Find every line in the records below that contains "STACK", and copy it.
*** Dataset records
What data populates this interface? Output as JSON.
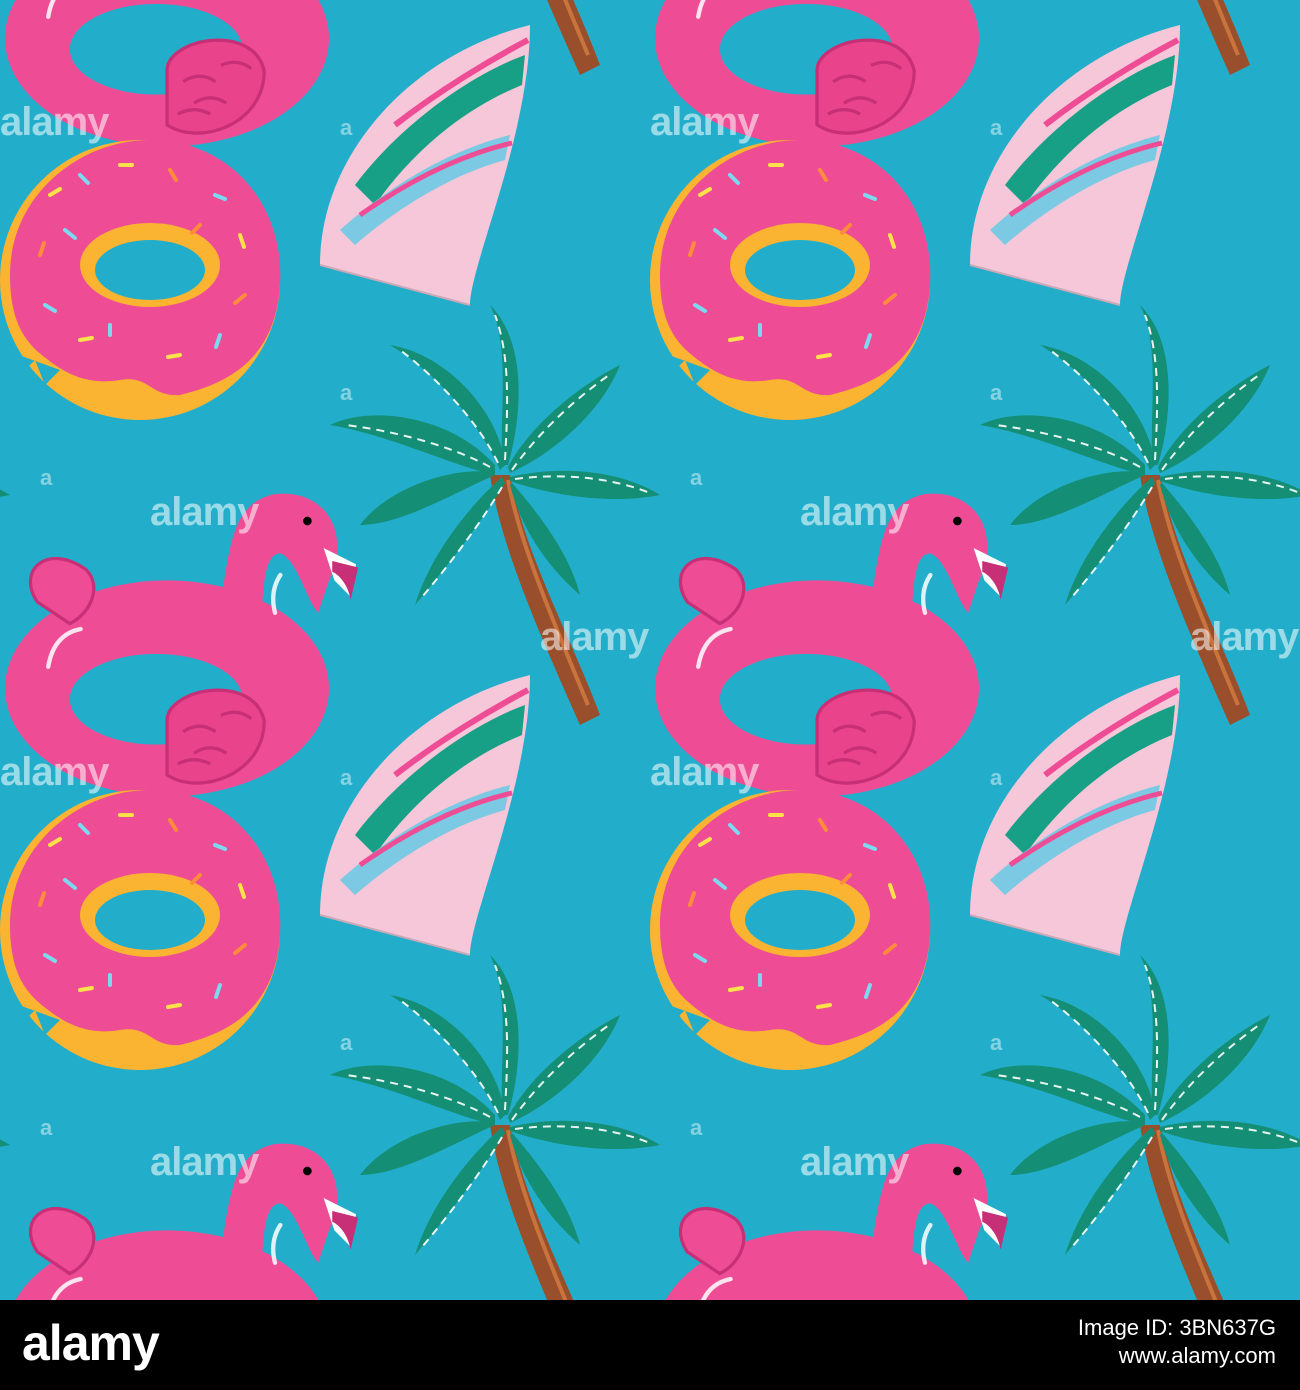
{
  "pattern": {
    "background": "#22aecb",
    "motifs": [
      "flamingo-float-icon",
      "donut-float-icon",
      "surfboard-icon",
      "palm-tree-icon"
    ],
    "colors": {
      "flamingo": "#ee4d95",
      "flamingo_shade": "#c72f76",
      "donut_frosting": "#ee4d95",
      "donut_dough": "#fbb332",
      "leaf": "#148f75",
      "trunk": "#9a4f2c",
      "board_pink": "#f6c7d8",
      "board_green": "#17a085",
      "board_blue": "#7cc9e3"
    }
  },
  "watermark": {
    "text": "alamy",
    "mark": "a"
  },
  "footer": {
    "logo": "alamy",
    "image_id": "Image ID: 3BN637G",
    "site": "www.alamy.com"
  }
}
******
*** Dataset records
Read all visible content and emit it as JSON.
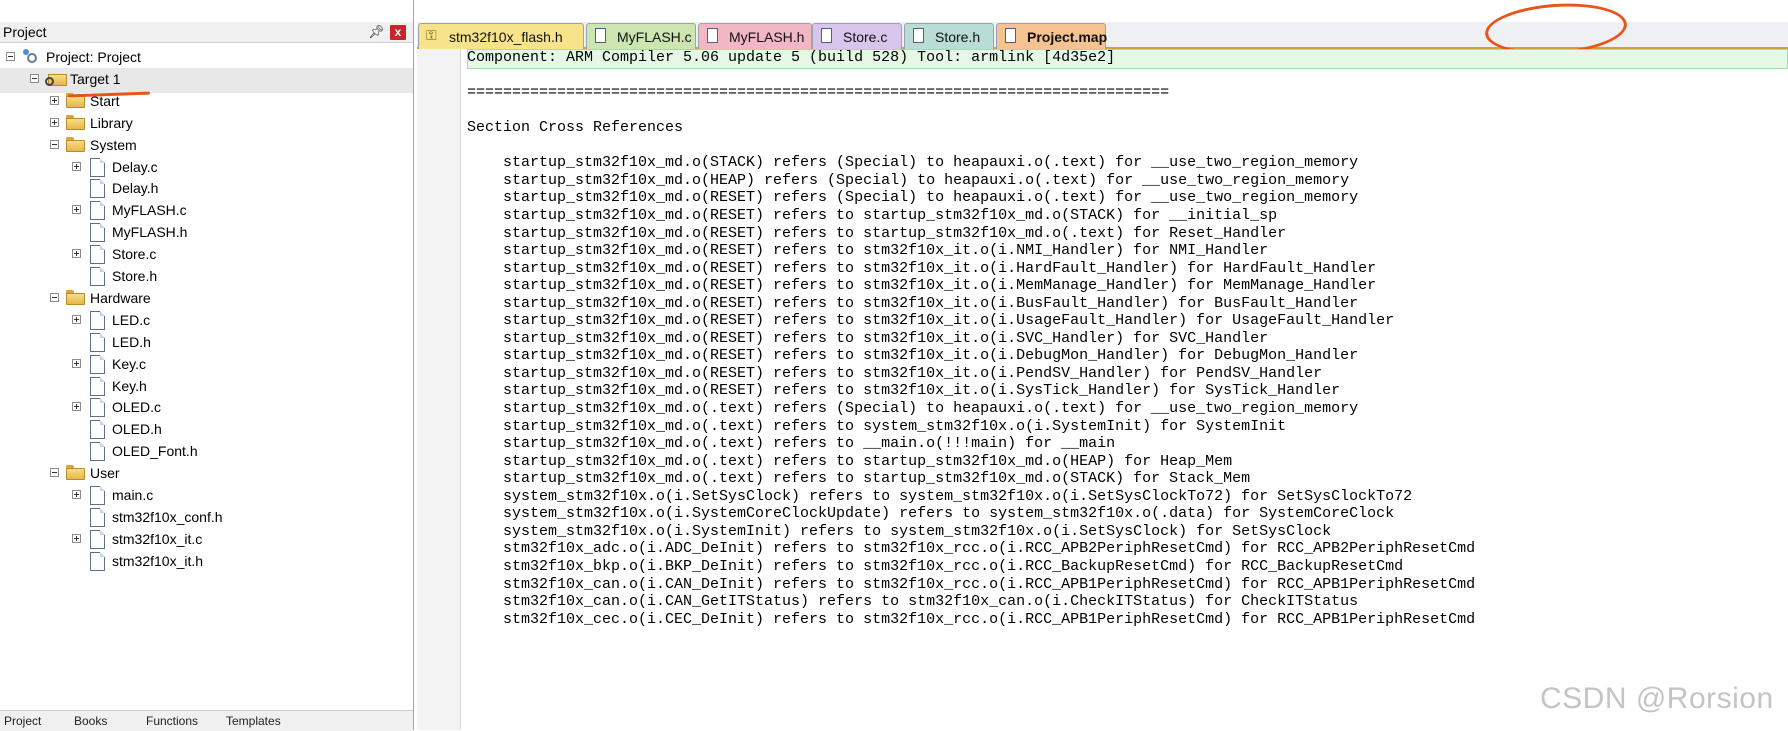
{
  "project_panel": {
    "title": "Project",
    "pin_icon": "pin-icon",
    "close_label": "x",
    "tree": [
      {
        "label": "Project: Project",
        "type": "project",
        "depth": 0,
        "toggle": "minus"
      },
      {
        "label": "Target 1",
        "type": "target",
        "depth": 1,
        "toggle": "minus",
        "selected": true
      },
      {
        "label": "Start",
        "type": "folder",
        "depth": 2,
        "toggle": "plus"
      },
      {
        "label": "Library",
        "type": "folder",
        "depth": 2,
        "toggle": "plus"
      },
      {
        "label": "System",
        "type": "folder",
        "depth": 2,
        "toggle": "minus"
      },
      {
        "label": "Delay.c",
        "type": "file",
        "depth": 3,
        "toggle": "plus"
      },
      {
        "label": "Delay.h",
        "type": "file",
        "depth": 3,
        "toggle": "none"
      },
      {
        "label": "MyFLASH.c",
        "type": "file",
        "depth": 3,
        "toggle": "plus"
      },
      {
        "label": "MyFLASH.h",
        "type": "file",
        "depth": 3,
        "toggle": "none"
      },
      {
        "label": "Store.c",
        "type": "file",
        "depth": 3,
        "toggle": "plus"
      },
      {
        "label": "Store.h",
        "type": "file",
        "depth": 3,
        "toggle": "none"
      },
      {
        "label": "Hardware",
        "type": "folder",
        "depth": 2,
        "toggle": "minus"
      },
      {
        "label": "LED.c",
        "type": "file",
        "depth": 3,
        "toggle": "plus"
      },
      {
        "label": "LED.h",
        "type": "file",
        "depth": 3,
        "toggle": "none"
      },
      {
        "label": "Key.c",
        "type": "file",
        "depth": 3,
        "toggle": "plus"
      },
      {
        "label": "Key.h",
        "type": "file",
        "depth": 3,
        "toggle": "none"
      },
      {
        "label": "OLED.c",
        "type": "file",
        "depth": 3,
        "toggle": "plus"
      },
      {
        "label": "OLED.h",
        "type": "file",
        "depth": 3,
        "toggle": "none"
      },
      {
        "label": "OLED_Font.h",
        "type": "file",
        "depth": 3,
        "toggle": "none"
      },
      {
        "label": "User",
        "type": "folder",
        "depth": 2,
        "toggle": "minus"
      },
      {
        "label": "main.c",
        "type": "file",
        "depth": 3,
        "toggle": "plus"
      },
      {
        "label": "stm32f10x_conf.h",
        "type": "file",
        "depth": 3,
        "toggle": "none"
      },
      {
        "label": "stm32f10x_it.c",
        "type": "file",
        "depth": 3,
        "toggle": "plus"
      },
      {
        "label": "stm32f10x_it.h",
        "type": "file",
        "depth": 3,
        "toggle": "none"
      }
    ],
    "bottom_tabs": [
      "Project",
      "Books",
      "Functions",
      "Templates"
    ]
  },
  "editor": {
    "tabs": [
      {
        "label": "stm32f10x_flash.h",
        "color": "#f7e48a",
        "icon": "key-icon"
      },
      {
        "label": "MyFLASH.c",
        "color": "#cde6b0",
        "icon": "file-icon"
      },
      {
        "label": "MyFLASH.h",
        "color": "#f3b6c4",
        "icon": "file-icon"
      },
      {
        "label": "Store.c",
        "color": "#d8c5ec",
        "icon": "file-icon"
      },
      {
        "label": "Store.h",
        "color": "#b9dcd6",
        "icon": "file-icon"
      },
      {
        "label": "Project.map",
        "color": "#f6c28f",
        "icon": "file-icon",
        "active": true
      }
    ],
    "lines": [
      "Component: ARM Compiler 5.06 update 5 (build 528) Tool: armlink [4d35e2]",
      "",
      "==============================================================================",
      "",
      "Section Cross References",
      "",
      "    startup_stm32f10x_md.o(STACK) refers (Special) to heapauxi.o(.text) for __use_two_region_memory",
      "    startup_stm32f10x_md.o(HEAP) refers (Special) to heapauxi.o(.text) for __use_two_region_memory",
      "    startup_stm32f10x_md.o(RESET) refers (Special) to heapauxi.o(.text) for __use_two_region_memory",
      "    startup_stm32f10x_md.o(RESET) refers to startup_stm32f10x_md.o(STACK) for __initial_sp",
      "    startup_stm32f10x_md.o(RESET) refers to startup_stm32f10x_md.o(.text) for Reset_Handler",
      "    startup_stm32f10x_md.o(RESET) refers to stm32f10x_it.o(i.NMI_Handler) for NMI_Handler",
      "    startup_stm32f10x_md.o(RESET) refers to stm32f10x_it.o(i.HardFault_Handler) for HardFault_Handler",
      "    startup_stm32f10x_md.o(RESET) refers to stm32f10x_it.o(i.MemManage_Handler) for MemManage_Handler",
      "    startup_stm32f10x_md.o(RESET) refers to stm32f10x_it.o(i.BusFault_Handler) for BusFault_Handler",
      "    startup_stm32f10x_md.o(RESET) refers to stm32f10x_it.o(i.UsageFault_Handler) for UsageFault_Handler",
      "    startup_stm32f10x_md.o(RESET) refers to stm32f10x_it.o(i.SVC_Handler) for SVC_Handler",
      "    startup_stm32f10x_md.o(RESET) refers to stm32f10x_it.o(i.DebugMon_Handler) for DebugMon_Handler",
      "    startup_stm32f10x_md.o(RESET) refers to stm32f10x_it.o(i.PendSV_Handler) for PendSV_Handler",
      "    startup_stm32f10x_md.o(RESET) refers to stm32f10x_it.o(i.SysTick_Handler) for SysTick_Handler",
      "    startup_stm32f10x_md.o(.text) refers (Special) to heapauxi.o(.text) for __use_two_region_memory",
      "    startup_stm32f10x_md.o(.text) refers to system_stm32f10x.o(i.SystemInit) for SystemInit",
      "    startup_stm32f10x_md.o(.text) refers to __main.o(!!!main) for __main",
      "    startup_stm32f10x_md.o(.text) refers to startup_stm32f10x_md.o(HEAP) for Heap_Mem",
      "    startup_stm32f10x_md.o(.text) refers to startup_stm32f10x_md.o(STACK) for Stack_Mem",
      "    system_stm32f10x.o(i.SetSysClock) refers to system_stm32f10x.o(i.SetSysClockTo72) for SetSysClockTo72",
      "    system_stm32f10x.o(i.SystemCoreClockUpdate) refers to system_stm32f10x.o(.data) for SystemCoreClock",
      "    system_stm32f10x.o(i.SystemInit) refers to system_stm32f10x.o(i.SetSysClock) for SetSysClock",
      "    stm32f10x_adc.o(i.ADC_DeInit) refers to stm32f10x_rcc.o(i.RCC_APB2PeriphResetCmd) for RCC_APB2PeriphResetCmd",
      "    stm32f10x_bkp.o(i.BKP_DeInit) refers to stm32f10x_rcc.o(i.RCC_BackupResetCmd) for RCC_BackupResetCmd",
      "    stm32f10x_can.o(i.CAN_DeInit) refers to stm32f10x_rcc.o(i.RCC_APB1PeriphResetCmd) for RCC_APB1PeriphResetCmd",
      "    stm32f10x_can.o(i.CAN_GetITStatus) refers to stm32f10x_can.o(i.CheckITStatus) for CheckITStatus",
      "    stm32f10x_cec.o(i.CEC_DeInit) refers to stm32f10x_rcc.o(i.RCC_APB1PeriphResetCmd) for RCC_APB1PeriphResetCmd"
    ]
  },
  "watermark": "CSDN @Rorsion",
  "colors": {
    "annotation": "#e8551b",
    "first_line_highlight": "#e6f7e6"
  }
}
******
[Response area]:
      "    startup_stm32f10x_md.o(STACK) refers (Special) to heapauxi.o(.text) for __use_two_region_memory",
      "    startup_stm32f10x_md.o(RESET) refers to startup_stm32f10x_md.o(STACK) for __initial_sp",
      "    startup_stm32f10x_md.o(.text) refers to startup_stm32f10x_md.o(STACK) for Stack_Mem",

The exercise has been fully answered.